The study by Benin uses panel data on 25 countries African countries from 2001 to 2014 to estimate the impact of countries’ implementation of CAADP on government agriculture expenditure, agricultural official development assistance (ODA), and agricultural land and labor productivity. It uses an econometric model that controls for several factors to estimate the impact of CAADP using two definitions of the stage reached in implementing CAADP: i) a binary variable of whether or not a CAADP compact has been signed and ii) a four-level ordered variable of the level of CAADP implementation reached.
The results are consistent with the trend observed in Figure 1 by showing that having signed a CAADP compact has a positive and statistically significant impact on government agriculture expenditure and agricultural ODA, after controlling for several factors that affect CAADP implementation and public expenditures. The effect is even larger for countries that have reached higher levels of CAADP implementation beyond signing a compact. However, the analysis shows the effect of CAADP implementation on agricultural government spending and ODA to decline over time, indicating a substitution effect between government funding and external funding for agriculture. This is to be expected, as countries tend to bring in more external funding the further they get in implementing CAADP. In addition, signing of a CAADP compact and reaching higher levels of CAADP implementation is estimated to have a positive and statistically significant impact on both labor and land productivity.
CAADP adoption and implementation are key to transforming African agriculture
The estimated positive impacts of CAADP on government agricultural expenditures, ODA, and agricultural productivity underscore the value addition of CAADP adoption and implementation in improving agriculture sector growth and development. This should serve as a rallying call for countries to further raise investments for increasing agricultural productivity which are central to truly transforming African agriculture. Moreover, as countries stand to benefit from the CAADP framework, those that have not formally adopted it, including countries in northern Africa, should consider doing so.

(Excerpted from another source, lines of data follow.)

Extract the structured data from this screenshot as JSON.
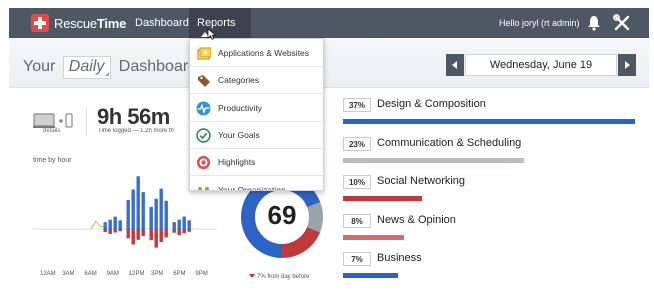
{
  "topbar": {
    "brand_light": "Rescue",
    "brand_bold": "Time",
    "nav_dashboard": "Dashboard",
    "nav_reports": "Reports",
    "greeting": "Hello joryl (rt admin)"
  },
  "header": {
    "title_prefix": "Your",
    "period": "Daily",
    "title_suffix": "Dashboard",
    "date": "Wednesday, June 19"
  },
  "summary": {
    "details_label": "details",
    "time_logged": "9h 56m",
    "time_logged_sub": "Time logged — 1.2h more th"
  },
  "hour_chart": {
    "label": "time by hour",
    "ticks": [
      "12AM",
      "3AM",
      "6AM",
      "9AM",
      "12PM",
      "3PM",
      "6PM",
      "9PM"
    ]
  },
  "chart_data": {
    "type": "bar",
    "title": "time by hour",
    "categories": [
      "12AM",
      "3AM",
      "6AM",
      "9AM",
      "12PM",
      "3PM",
      "6PM",
      "9PM"
    ],
    "series": [
      {
        "values": [
          0,
          0,
          0,
          20,
          85,
          65,
          20,
          0
        ],
        "color": "#3a6fc8"
      },
      {
        "values": [
          0,
          0,
          0,
          8,
          25,
          30,
          10,
          0
        ],
        "color": "#c0393b"
      }
    ]
  },
  "pulse": {
    "score": "69",
    "score_value": 69,
    "delta_text": "7% from day before",
    "colors": {
      "productive": "#2e63c6",
      "neutral": "#9aa3ad",
      "distracting": "#c0393b"
    }
  },
  "categories": [
    {
      "pct": "37%",
      "name": "Design & Composition",
      "fraction": 1.0,
      "color": "#2e63c6"
    },
    {
      "pct": "23%",
      "name": "Communication & Scheduling",
      "fraction": 0.62,
      "color": "#b9bcc0"
    },
    {
      "pct": "10%",
      "name": "Social Networking",
      "fraction": 0.27,
      "color": "#c0393b"
    },
    {
      "pct": "8%",
      "name": "News & Opinion",
      "fraction": 0.21,
      "color": "#d46a6a"
    },
    {
      "pct": "7%",
      "name": "Business",
      "fraction": 0.19,
      "color": "#2e63c6"
    }
  ],
  "reports_menu": {
    "items": [
      {
        "label": "Applications & Websites",
        "icon": "applications-icon"
      },
      {
        "label": "Categories",
        "icon": "tag-icon"
      },
      {
        "label": "Productivity",
        "icon": "pulse-icon"
      },
      {
        "label": "Your Goals",
        "icon": "check-circle-icon"
      },
      {
        "label": "Highlights",
        "icon": "highlights-icon"
      },
      {
        "label": "Your Organization",
        "icon": "organization-icon"
      }
    ]
  }
}
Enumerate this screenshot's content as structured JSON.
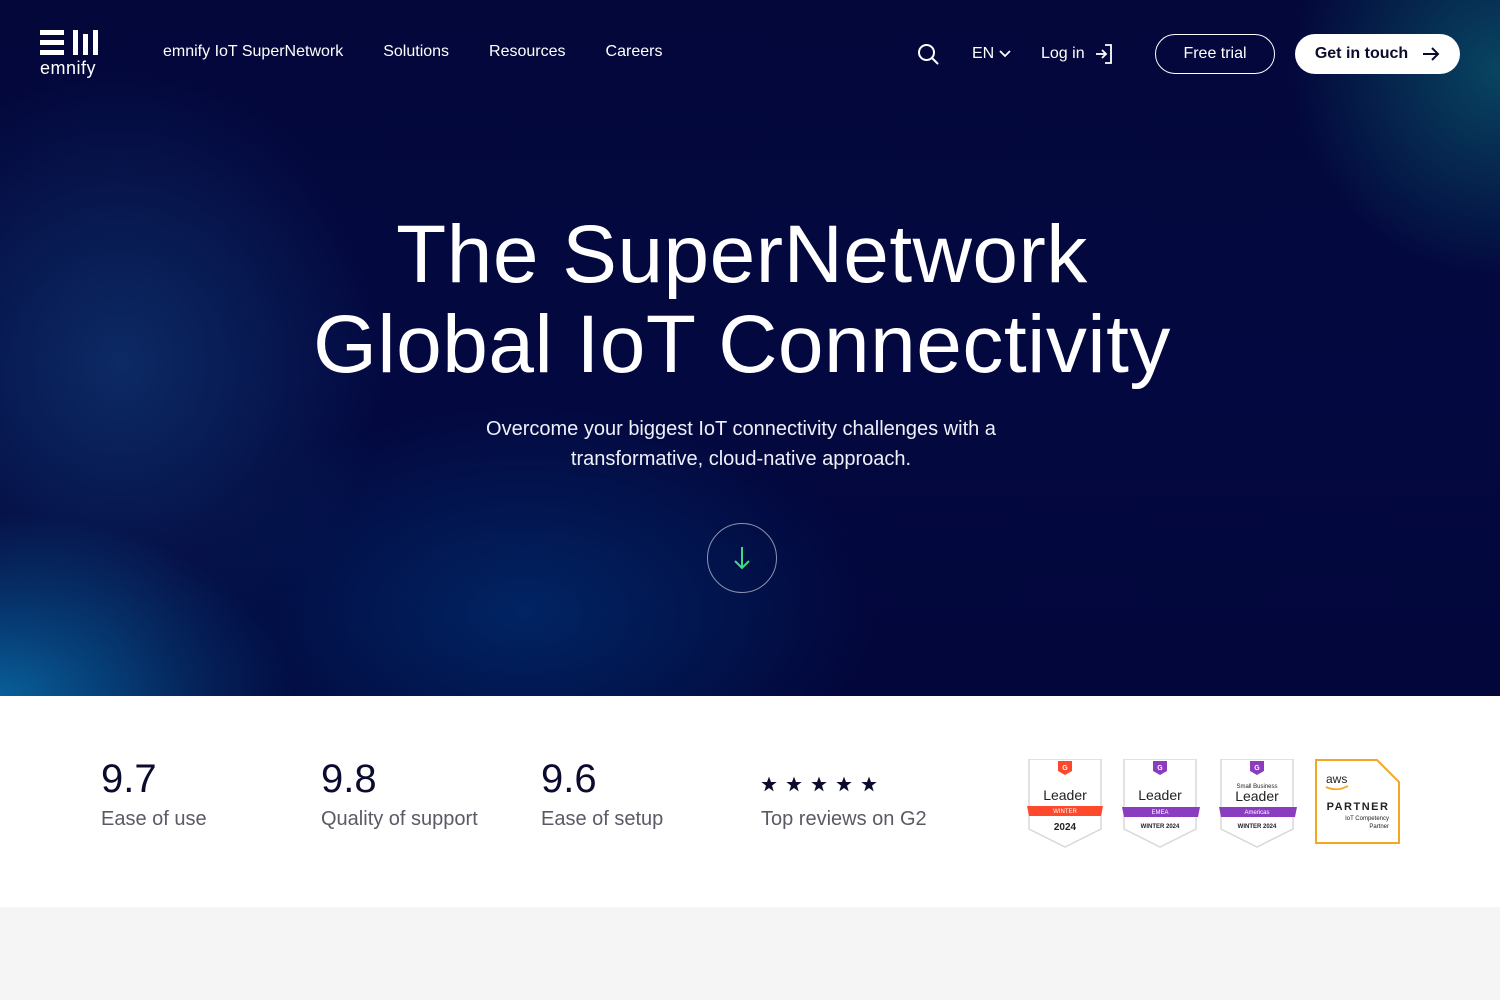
{
  "header": {
    "logo_text": "emnify",
    "nav": [
      "emnify IoT SuperNetwork",
      "Solutions",
      "Resources",
      "Careers"
    ],
    "language": "EN",
    "login_label": "Log in",
    "free_trial_label": "Free trial",
    "contact_label": "Get in touch"
  },
  "hero": {
    "title_line1": "The SuperNetwork",
    "title_line2": "Global IoT Connectivity",
    "subtitle_line1": "Overcome your biggest IoT connectivity challenges with a",
    "subtitle_line2": "transformative, cloud-native approach."
  },
  "ratings": [
    {
      "value": "9.7",
      "label": "Ease of use"
    },
    {
      "value": "9.8",
      "label": "Quality of support"
    },
    {
      "value": "9.6",
      "label": "Ease of setup"
    }
  ],
  "reviews": {
    "stars": 5,
    "label": "Top reviews on G2"
  },
  "badges": [
    {
      "top": "",
      "title": "Leader",
      "band": "WINTER",
      "bottom": "2024",
      "band_color": "#ff492c"
    },
    {
      "top": "",
      "title": "Leader",
      "band": "EMEA",
      "bottom": "WINTER 2024",
      "band_color": "#8b3dc0"
    },
    {
      "top": "Small Business",
      "title": "Leader",
      "band": "Americas",
      "bottom": "WINTER 2024",
      "band_color": "#8b3dc0"
    },
    {
      "top": "aws",
      "title": "PARTNER",
      "band": "IoT Competency",
      "bottom": "Partner",
      "band_color": "#f5a623"
    }
  ],
  "colors": {
    "hero_bg": "#03073a",
    "accent_green": "#3ddc84",
    "text_dark": "#0b0b2e"
  }
}
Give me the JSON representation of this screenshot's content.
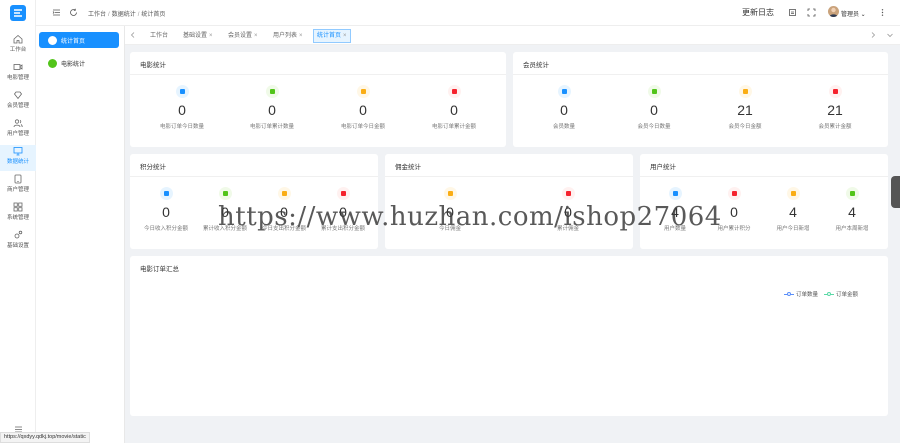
{
  "sidebar": {
    "items": [
      {
        "label": "工作台",
        "icon": "home-icon"
      },
      {
        "label": "电影管理",
        "icon": "video-icon"
      },
      {
        "label": "会员管理",
        "icon": "diamond-icon"
      },
      {
        "label": "用户管理",
        "icon": "users-icon"
      },
      {
        "label": "数据统计",
        "icon": "monitor-icon"
      },
      {
        "label": "商户管理",
        "icon": "tablet-icon"
      },
      {
        "label": "系统管理",
        "icon": "grid-icon"
      },
      {
        "label": "基础设置",
        "icon": "settings-icon"
      }
    ],
    "active_index": 4
  },
  "submenu": {
    "items": [
      {
        "label": "统计首页",
        "active": true
      },
      {
        "label": "电影统计",
        "active": false
      }
    ]
  },
  "header": {
    "breadcrumb": [
      "工作台",
      "数据统计",
      "统计首页"
    ],
    "changelog": "更新日志",
    "user": "管理员"
  },
  "tabs": [
    {
      "label": "工作台",
      "closable": false
    },
    {
      "label": "基础设置",
      "closable": true
    },
    {
      "label": "会员设置",
      "closable": true
    },
    {
      "label": "用户列表",
      "closable": true
    },
    {
      "label": "统计首页",
      "closable": true,
      "active": true
    }
  ],
  "cards": {
    "movie": {
      "title": "电影统计",
      "stats": [
        {
          "value": "0",
          "label": "电影订单今日数量",
          "color": "#1890ff"
        },
        {
          "value": "0",
          "label": "电影订单累计数量",
          "color": "#52c41a"
        },
        {
          "value": "0",
          "label": "电影订单今日金额",
          "color": "#faad14"
        },
        {
          "value": "0",
          "label": "电影订单累计金额",
          "color": "#f5222d"
        }
      ]
    },
    "member": {
      "title": "会员统计",
      "stats": [
        {
          "value": "0",
          "label": "会员数量",
          "color": "#1890ff"
        },
        {
          "value": "0",
          "label": "会员今日数量",
          "color": "#52c41a"
        },
        {
          "value": "21",
          "label": "会员今日金额",
          "color": "#faad14"
        },
        {
          "value": "21",
          "label": "会员累计金额",
          "color": "#f5222d"
        }
      ]
    },
    "points": {
      "title": "积分统计",
      "stats": [
        {
          "value": "0",
          "label": "今日收入积分金额",
          "color": "#1890ff"
        },
        {
          "value": "0",
          "label": "累计收入积分金额",
          "color": "#52c41a"
        },
        {
          "value": "0",
          "label": "今日支出积分金额",
          "color": "#faad14"
        },
        {
          "value": "0",
          "label": "累计支出积分金额",
          "color": "#f5222d"
        }
      ]
    },
    "commission": {
      "title": "佣金统计",
      "stats": [
        {
          "value": "0",
          "label": "今日佣金",
          "color": "#faad14"
        },
        {
          "value": "0",
          "label": "累计佣金",
          "color": "#f5222d"
        }
      ]
    },
    "user": {
      "title": "用户统计",
      "stats": [
        {
          "value": "4",
          "label": "用户数量",
          "color": "#1890ff"
        },
        {
          "value": "0",
          "label": "用户累计积分",
          "color": "#f5222d"
        },
        {
          "value": "4",
          "label": "用户今日新增",
          "color": "#faad14"
        },
        {
          "value": "4",
          "label": "用户本周新增",
          "color": "#52c41a"
        }
      ]
    },
    "orders": {
      "title": "电影订单汇总",
      "legend": [
        {
          "label": "订单数量",
          "color": "#5b8ff9"
        },
        {
          "label": "订单金额",
          "color": "#5ad8a6"
        }
      ]
    }
  },
  "watermark": "https://www.huzhan.com/ishop27064",
  "status_url": "https://qxdyy.qdkj.top/movie/static"
}
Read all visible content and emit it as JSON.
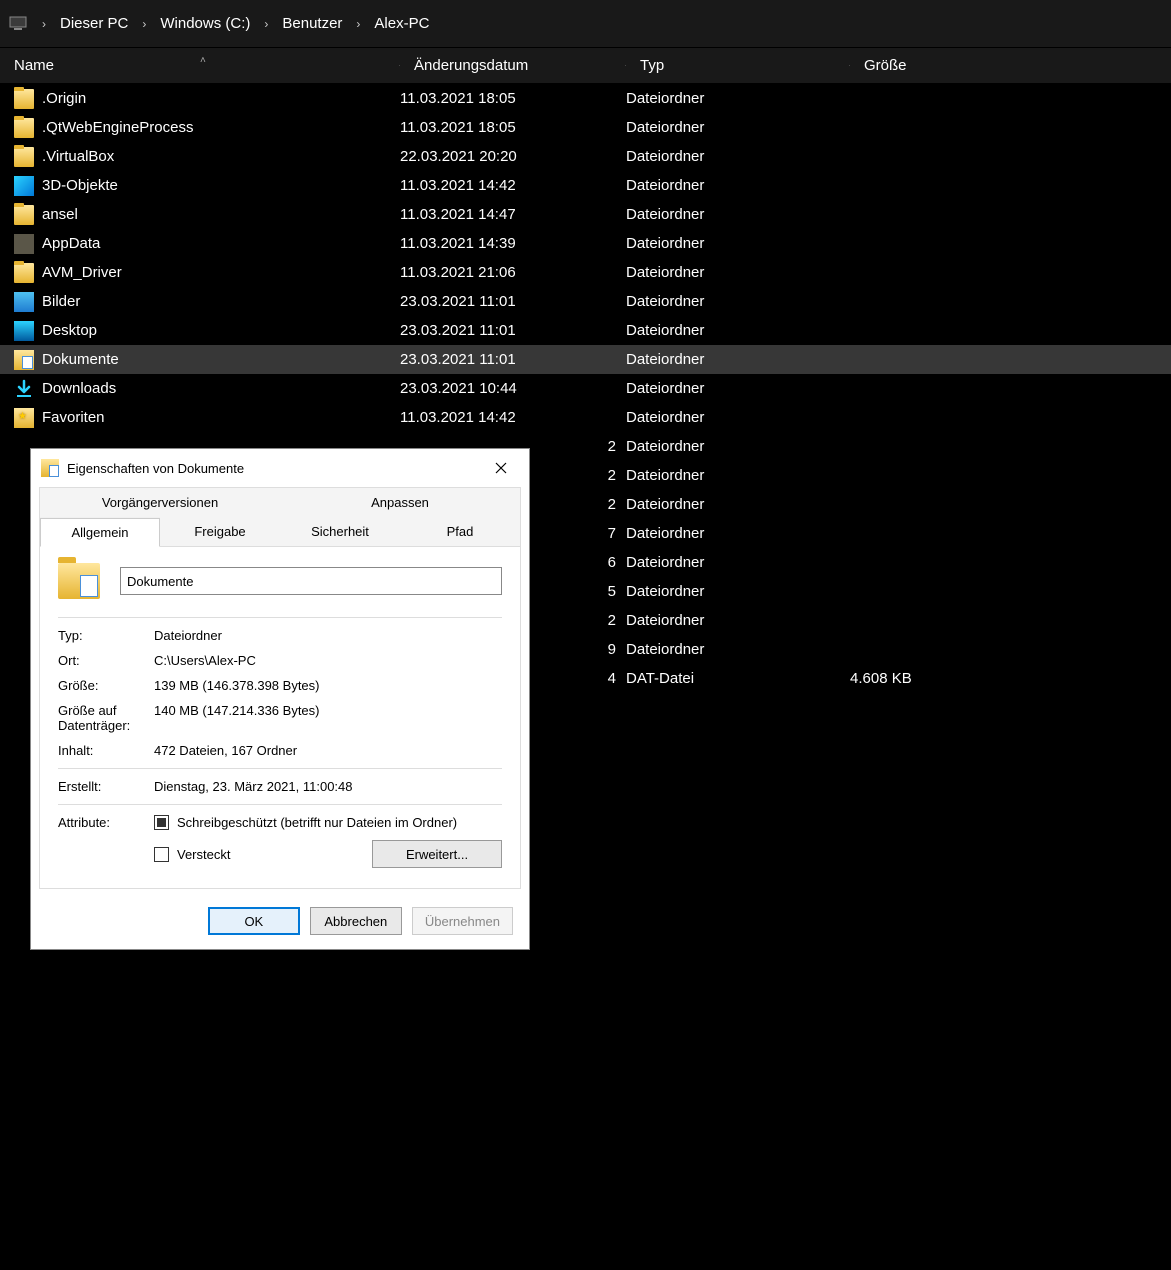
{
  "breadcrumb": [
    "Dieser PC",
    "Windows (C:)",
    "Benutzer",
    "Alex-PC"
  ],
  "columns": {
    "name": "Name",
    "date": "Änderungsdatum",
    "type": "Typ",
    "size": "Größe"
  },
  "rows": [
    {
      "icon": "folder",
      "name": ".Origin",
      "date": "11.03.2021 18:05",
      "type": "Dateiordner",
      "size": ""
    },
    {
      "icon": "folder",
      "name": ".QtWebEngineProcess",
      "date": "11.03.2021 18:05",
      "type": "Dateiordner",
      "size": ""
    },
    {
      "icon": "folder",
      "name": ".VirtualBox",
      "date": "22.03.2021 20:20",
      "type": "Dateiordner",
      "size": ""
    },
    {
      "icon": "3d",
      "name": "3D-Objekte",
      "date": "11.03.2021 14:42",
      "type": "Dateiordner",
      "size": ""
    },
    {
      "icon": "folder",
      "name": "ansel",
      "date": "11.03.2021 14:47",
      "type": "Dateiordner",
      "size": ""
    },
    {
      "icon": "appdata",
      "name": "AppData",
      "date": "11.03.2021 14:39",
      "type": "Dateiordner",
      "size": ""
    },
    {
      "icon": "folder",
      "name": "AVM_Driver",
      "date": "11.03.2021 21:06",
      "type": "Dateiordner",
      "size": ""
    },
    {
      "icon": "pictures",
      "name": "Bilder",
      "date": "23.03.2021 11:01",
      "type": "Dateiordner",
      "size": ""
    },
    {
      "icon": "desktop",
      "name": "Desktop",
      "date": "23.03.2021 11:01",
      "type": "Dateiordner",
      "size": ""
    },
    {
      "icon": "docs",
      "name": "Dokumente",
      "date": "23.03.2021 11:01",
      "type": "Dateiordner",
      "size": "",
      "selected": true
    },
    {
      "icon": "downloads",
      "name": "Downloads",
      "date": "23.03.2021 10:44",
      "type": "Dateiordner",
      "size": ""
    },
    {
      "icon": "fav",
      "name": "Favoriten",
      "date": "11.03.2021 14:42",
      "type": "Dateiordner",
      "size": ""
    },
    {
      "icon": "hidden",
      "name": "",
      "date": "2",
      "type": "Dateiordner",
      "size": ""
    },
    {
      "icon": "hidden",
      "name": "",
      "date": "2",
      "type": "Dateiordner",
      "size": ""
    },
    {
      "icon": "hidden",
      "name": "",
      "date": "2",
      "type": "Dateiordner",
      "size": ""
    },
    {
      "icon": "hidden",
      "name": "",
      "date": "7",
      "type": "Dateiordner",
      "size": ""
    },
    {
      "icon": "hidden",
      "name": "",
      "date": "6",
      "type": "Dateiordner",
      "size": ""
    },
    {
      "icon": "hidden",
      "name": "",
      "date": "5",
      "type": "Dateiordner",
      "size": ""
    },
    {
      "icon": "hidden",
      "name": "",
      "date": "2",
      "type": "Dateiordner",
      "size": ""
    },
    {
      "icon": "hidden",
      "name": "",
      "date": "9",
      "type": "Dateiordner",
      "size": ""
    },
    {
      "icon": "hidden",
      "name": "",
      "date": "4",
      "type": "DAT-Datei",
      "size": "4.608 KB"
    }
  ],
  "dialog": {
    "title": "Eigenschaften von Dokumente",
    "tabs_top": [
      "Vorgängerversionen",
      "Anpassen"
    ],
    "tabs_bottom": [
      "Allgemein",
      "Freigabe",
      "Sicherheit",
      "Pfad"
    ],
    "active_tab": "Allgemein",
    "name_value": "Dokumente",
    "rows": {
      "typ_label": "Typ:",
      "typ_value": "Dateiordner",
      "ort_label": "Ort:",
      "ort_value": "C:\\Users\\Alex-PC",
      "groesse_label": "Größe:",
      "groesse_value": "139 MB (146.378.398 Bytes)",
      "disk_label": "Größe auf Datenträger:",
      "disk_value": "140 MB (147.214.336 Bytes)",
      "inhalt_label": "Inhalt:",
      "inhalt_value": "472 Dateien, 167 Ordner",
      "erstellt_label": "Erstellt:",
      "erstellt_value": "Dienstag, 23. März 2021, 11:00:48",
      "attr_label": "Attribute:",
      "readonly_label": "Schreibgeschützt (betrifft nur Dateien im Ordner)",
      "hidden_label": "Versteckt",
      "erweitert_label": "Erweitert..."
    },
    "buttons": {
      "ok": "OK",
      "cancel": "Abbrechen",
      "apply": "Übernehmen"
    }
  }
}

In addition, results of the inaugural CAADP BR report and scorecard show that countries are making good progress toward achieving 2014 Malabo Declaration commitments. Africa as a whole registered strong performance in terms of i) the recommitment to the CAADP process by having improved plans, policies, and institutional arrangements to support CAADP and Malabo implementation and ii) establishing inclusive platforms for mutual accountability and peer review. A total of 20 out of 47 reporting countries obtained an overall agricultural transformation score of at least 3.9 out of 10, indicating that they are on track to achieving Malabo commitments by 2025. In northern Africa, Morocco, with a score of 5.5, is among the top 5 countries that made the most progress. Nonetheless, the BR report also highlights the urgent need to strengthen agricultural data quality, analysis, and monitoring and evaluation systems to drive agricultural transformation in Africa.